**Material for the task:**
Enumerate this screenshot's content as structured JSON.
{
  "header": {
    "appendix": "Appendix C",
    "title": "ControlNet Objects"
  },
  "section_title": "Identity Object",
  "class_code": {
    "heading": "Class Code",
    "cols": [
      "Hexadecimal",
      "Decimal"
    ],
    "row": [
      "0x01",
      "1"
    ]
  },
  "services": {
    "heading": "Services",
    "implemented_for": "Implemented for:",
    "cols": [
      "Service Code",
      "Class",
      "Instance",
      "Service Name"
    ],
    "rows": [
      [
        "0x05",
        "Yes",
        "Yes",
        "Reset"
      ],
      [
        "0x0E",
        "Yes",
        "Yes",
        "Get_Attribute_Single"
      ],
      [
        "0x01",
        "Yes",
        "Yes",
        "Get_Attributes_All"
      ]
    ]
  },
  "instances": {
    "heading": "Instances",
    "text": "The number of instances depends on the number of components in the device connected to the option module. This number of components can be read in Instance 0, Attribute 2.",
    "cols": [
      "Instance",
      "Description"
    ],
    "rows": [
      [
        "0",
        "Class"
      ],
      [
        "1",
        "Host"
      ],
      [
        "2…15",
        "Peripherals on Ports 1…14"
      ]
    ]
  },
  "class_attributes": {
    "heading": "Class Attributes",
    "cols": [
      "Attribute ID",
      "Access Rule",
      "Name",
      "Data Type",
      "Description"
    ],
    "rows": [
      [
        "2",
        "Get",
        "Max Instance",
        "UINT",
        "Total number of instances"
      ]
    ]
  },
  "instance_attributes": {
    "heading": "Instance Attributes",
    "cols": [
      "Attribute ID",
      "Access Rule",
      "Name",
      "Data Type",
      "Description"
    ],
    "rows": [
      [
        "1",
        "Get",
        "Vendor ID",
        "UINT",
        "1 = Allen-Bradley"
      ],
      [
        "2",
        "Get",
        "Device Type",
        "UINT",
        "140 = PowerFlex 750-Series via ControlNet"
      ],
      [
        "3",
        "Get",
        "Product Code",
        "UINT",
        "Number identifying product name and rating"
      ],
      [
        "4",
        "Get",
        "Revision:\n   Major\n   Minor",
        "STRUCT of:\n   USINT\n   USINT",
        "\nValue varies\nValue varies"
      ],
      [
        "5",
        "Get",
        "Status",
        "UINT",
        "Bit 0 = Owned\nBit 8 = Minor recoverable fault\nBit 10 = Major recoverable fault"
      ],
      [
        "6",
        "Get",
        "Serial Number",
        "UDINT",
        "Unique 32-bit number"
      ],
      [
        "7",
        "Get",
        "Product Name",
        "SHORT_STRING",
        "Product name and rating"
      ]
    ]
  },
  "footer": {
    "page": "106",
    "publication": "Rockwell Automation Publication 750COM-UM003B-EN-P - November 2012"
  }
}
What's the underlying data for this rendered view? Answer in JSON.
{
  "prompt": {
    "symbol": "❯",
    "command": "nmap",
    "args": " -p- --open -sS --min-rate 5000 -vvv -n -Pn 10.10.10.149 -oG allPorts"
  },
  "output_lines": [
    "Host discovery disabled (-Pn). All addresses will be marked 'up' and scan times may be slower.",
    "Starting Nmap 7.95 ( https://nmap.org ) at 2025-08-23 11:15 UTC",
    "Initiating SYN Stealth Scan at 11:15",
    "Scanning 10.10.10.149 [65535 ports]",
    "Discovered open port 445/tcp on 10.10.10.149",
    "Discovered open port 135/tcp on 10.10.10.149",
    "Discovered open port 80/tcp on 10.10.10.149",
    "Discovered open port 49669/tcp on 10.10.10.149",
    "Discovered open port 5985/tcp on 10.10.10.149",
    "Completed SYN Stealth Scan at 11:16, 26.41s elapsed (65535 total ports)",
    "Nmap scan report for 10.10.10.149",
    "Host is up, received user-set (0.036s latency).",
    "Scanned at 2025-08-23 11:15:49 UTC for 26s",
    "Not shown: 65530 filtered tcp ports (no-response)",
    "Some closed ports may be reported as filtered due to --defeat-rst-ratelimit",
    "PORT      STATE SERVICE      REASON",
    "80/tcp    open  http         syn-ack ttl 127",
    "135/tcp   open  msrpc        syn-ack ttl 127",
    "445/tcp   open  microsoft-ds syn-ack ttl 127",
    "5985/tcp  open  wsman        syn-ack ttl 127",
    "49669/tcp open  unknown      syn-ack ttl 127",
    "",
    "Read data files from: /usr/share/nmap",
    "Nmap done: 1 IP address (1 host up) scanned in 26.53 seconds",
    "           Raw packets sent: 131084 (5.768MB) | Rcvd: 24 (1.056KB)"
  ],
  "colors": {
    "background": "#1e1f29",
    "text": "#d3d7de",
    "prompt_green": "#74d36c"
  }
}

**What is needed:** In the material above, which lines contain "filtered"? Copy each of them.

**Output of the task:**
    "Not shown: 65530 filtered tcp ports (no-response)",
    "Some closed ports may be reported as filtered due to --defeat-rst-ratelimit",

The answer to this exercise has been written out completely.